Kelly McEvers, host of Embedded
Stephen Voss for NPR

Three-and-a-half years ago, a dash board camera recorded an encounter leading up to CMPD officer Randall Kerrick shooting and killing a young, unarmed black man named Jonathan Ferrell. Shortly after, then CMPD police chief Rodney Monroe described it this way:

"As the officer approached him, just to determine if he's in fact the individual, what's going on," Monroe says. "He immediately, runs toward an officer. At the same time, the officer tries to retreat, while at the same time firing his weapon."

CMPD charged Kerrick with voluntary manslaughter. A year later, a judge declared a mistrial in the case.  The jury viewed that video and came to different conclusions. A new season of the NPR podcast Embedded explores that case and why police video is rarely conclusive. NPR's All Things Considered host Kelly McEvers also hosts Embedded. The new season begins today.  She joined WFAE's Marshall Terry.

Benjamin Benschneider

Author Erik Larson is drawn to events in history that once captivated the nation, "and then, for whatever reason, became forgotten more or less," he says. 

Larson writes about The 1893 Chicago World's Fair in "The Devil in the White City."  The Galveston Hurricane of 1900 in "Isaac's Storm."  And the sinking of the Lusitania in his most recent book, "Dead Wake."

http://www.theciaa.com/information/staff/bio/Jacqie_McWilliams?view=bio

The CIAA basketball tournament is underway this week in Charlotte. It's a major economic event - city officials say last year's tournament generated more than $57 million.

Of course, a lot has changed since last year’s tournament. Now, there’s House Bill 2. The NCAA, ACC, and the NBA have all pulled events from North Carolina in protest of the law.

The CIAA did move some of its championship events out of the state, but decided to keep its signature basketball tournament in Charlotte. We met up with conference commissioner Jacqie McWilliams in uptown to discuss the decision to keep the tournament in Charlotte, which has also served as the CIAA’s headquarters since 2015.

justice.gov

The chief federal law enforcement officer in Charlotte is warning about a startling rise in heroin use. 

"It's a problem that began with prescription pills," says Jill Westmoreland Rose, U.S. Attorney for the Western District of North Carolina. "But it's one that has grown to epic proportions.

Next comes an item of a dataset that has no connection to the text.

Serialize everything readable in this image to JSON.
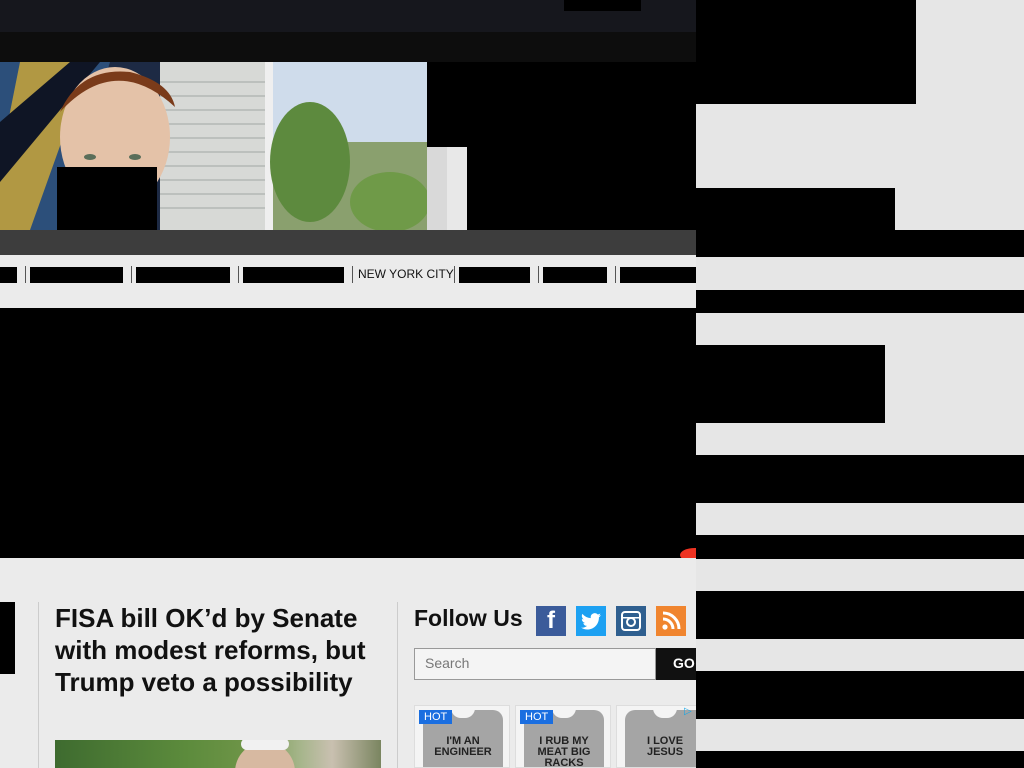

Our deaths in this district have doubled in the past year. It's a problem that's affecting all segments of our community."

Charlotte mayor Jennifer Roberts has all but ended any possibility of the city taking another look at contributing city funds to pay for a major league soccer stadium, under the plan as it exists now.  During an interview with the Charlotte Business Journal last night, Roberts said that isn’t going to happen under “this structure and deal,” which calls for the city to kick in about $44 million toward building the stadium.    The city last week cancelled a hearing and vote on the plan.  Earlier this week, Mayor Roberts said city funding for the project was still possible, but only if certain

David Kejr

When you think of the harp, you probably think of classical music.  Not experimental improvisation.  But that is exactly the approach harpist and Shelby-native Mary Lattimore takes.  She runs her harp through effects and loopers to get a layered sound which can fill a room. Lattimore is performing in Charlotte on Thursday. 

Pages